══ Data provided

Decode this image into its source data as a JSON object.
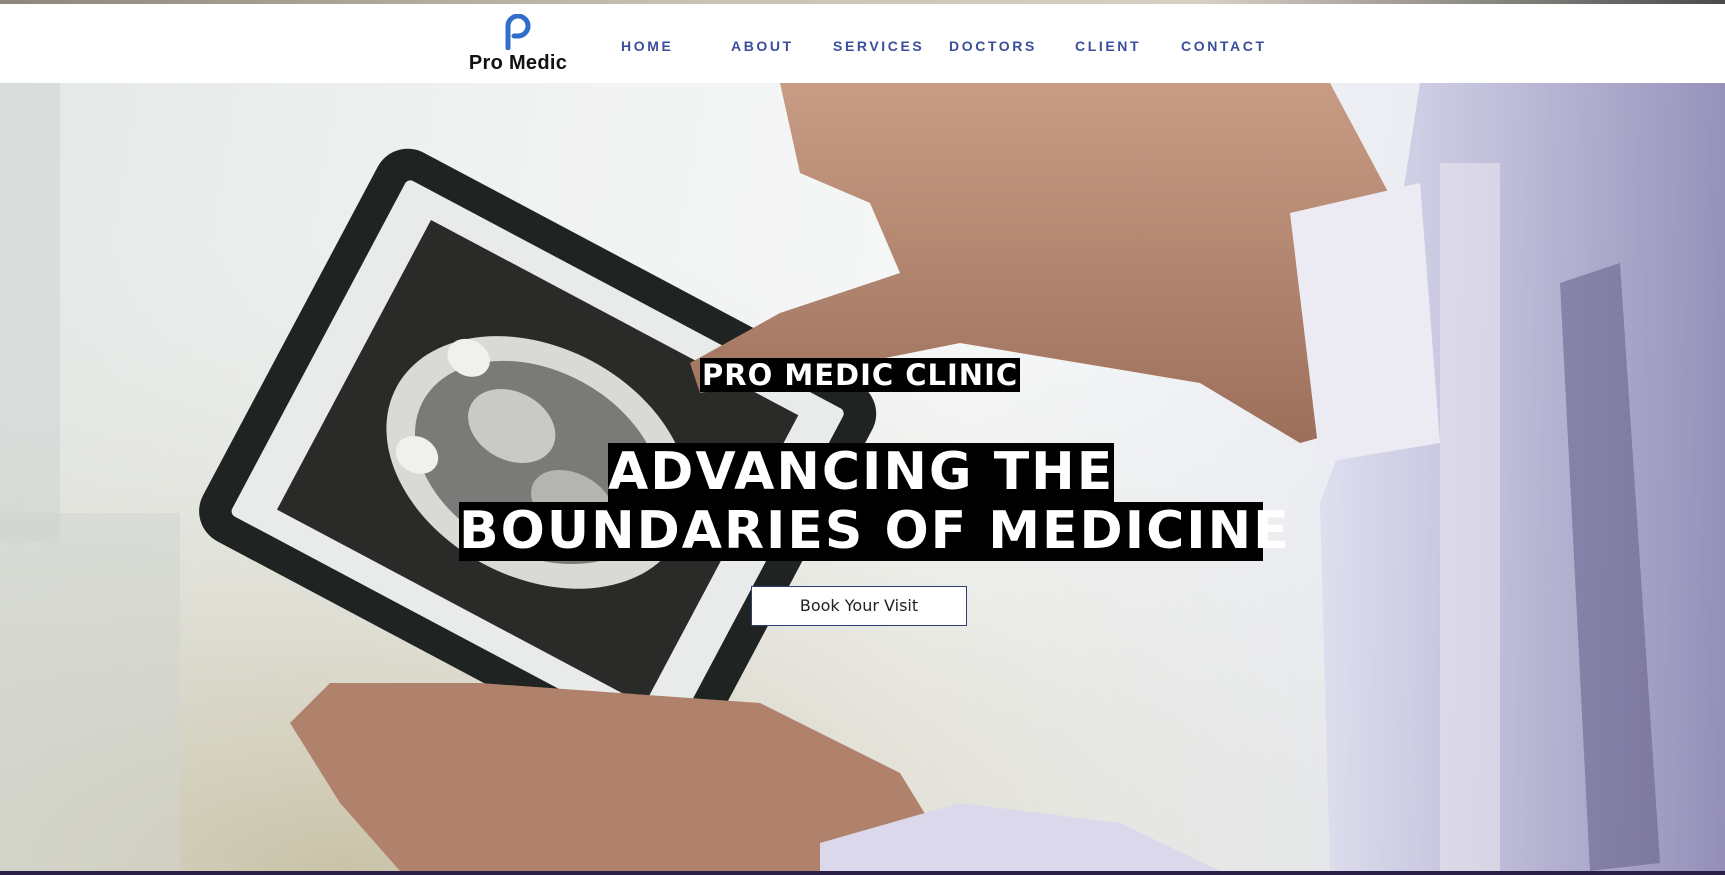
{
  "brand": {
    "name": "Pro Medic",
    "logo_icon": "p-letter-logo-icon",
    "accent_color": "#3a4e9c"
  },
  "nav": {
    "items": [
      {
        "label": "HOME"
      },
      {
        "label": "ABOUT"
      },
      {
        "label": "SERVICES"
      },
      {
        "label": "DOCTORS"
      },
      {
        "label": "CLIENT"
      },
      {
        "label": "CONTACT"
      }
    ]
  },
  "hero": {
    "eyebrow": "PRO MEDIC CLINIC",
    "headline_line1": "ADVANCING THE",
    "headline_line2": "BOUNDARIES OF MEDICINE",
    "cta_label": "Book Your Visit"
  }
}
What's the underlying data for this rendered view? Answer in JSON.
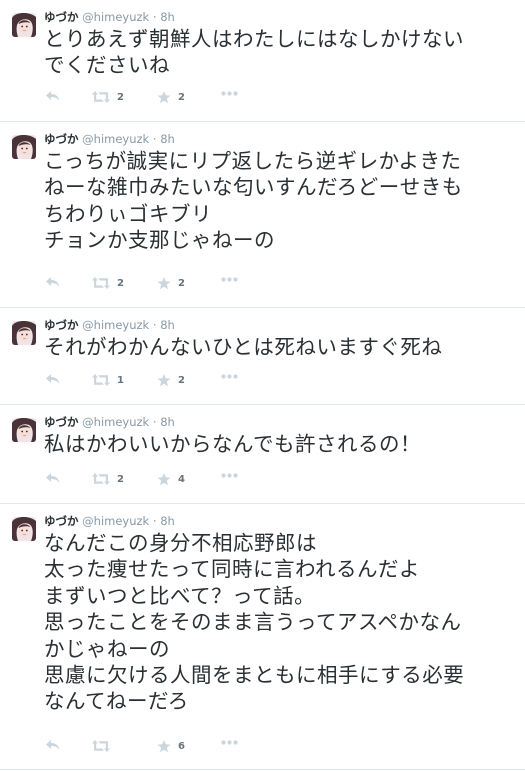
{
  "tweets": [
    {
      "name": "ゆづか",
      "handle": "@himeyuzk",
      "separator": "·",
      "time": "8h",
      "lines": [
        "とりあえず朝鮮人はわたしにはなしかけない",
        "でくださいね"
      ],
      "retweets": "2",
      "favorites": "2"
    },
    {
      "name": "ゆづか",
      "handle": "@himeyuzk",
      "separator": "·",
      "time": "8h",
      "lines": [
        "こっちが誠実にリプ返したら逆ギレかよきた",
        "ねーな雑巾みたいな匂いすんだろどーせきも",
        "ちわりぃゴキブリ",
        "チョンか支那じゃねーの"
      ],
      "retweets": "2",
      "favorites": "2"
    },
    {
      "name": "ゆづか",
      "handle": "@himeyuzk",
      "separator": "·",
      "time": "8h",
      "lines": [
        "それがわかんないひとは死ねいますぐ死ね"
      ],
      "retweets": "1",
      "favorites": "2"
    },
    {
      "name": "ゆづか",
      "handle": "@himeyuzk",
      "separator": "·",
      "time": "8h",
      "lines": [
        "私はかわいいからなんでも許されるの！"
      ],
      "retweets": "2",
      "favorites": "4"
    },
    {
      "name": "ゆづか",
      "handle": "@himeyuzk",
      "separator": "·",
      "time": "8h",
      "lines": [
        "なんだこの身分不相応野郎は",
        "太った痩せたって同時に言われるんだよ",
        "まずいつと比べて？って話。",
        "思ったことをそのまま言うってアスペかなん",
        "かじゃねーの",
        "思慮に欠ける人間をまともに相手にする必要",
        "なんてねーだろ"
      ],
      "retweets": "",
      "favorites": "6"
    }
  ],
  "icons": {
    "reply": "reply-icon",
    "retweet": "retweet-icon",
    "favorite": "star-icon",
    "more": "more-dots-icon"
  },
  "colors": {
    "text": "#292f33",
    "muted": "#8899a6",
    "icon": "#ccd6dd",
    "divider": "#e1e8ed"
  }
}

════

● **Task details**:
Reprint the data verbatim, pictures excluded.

● **Written reply**:
Decode this image into its source data as a JSON object.
{
  "brand": {
    "name": "Pro Medic",
    "logo_icon": "p-letter-logo-icon",
    "accent_color": "#3a4e9c"
  },
  "nav": {
    "items": [
      {
        "label": "HOME"
      },
      {
        "label": "ABOUT"
      },
      {
        "label": "SERVICES"
      },
      {
        "label": "DOCTORS"
      },
      {
        "label": "CLIENT"
      },
      {
        "label": "CONTACT"
      }
    ]
  },
  "hero": {
    "eyebrow": "PRO MEDIC CLINIC",
    "headline_line1": "ADVANCING THE",
    "headline_line2": "BOUNDARIES OF MEDICINE",
    "cta_label": "Book Your Visit"
  }
}
What's the underlying data for this rendered view? Answer in JSON.
{
  "tweets": [
    {
      "name": "ゆづか",
      "handle": "@himeyuzk",
      "separator": "·",
      "time": "8h",
      "lines": [
        "とりあえず朝鮮人はわたしにはなしかけない",
        "でくださいね"
      ],
      "retweets": "2",
      "favorites": "2"
    },
    {
      "name": "ゆづか",
      "handle": "@himeyuzk",
      "separator": "·",
      "time": "8h",
      "lines": [
        "こっちが誠実にリプ返したら逆ギレかよきた",
        "ねーな雑巾みたいな匂いすんだろどーせきも",
        "ちわりぃゴキブリ",
        "チョンか支那じゃねーの"
      ],
      "retweets": "2",
      "favorites": "2"
    },
    {
      "name": "ゆづか",
      "handle": "@himeyuzk",
      "separator": "·",
      "time": "8h",
      "lines": [
        "それがわかんないひとは死ねいますぐ死ね"
      ],
      "retweets": "1",
      "favorites": "2"
    },
    {
      "name": "ゆづか",
      "handle": "@himeyuzk",
      "separator": "·",
      "time": "8h",
      "lines": [
        "私はかわいいからなんでも許されるの！"
      ],
      "retweets": "2",
      "favorites": "4"
    },
    {
      "name": "ゆづか",
      "handle": "@himeyuzk",
      "separator": "·",
      "time": "8h",
      "lines": [
        "なんだこの身分不相応野郎は",
        "太った痩せたって同時に言われるんだよ",
        "まずいつと比べて？って話。",
        "思ったことをそのまま言うってアスペかなん",
        "かじゃねーの",
        "思慮に欠ける人間をまともに相手にする必要",
        "なんてねーだろ"
      ],
      "retweets": "",
      "favorites": "6"
    }
  ],
  "icons": {
    "reply": "reply-icon",
    "retweet": "retweet-icon",
    "favorite": "star-icon",
    "more": "more-dots-icon"
  },
  "colors": {
    "text": "#292f33",
    "muted": "#8899a6",
    "icon": "#ccd6dd",
    "divider": "#e1e8ed"
  }
}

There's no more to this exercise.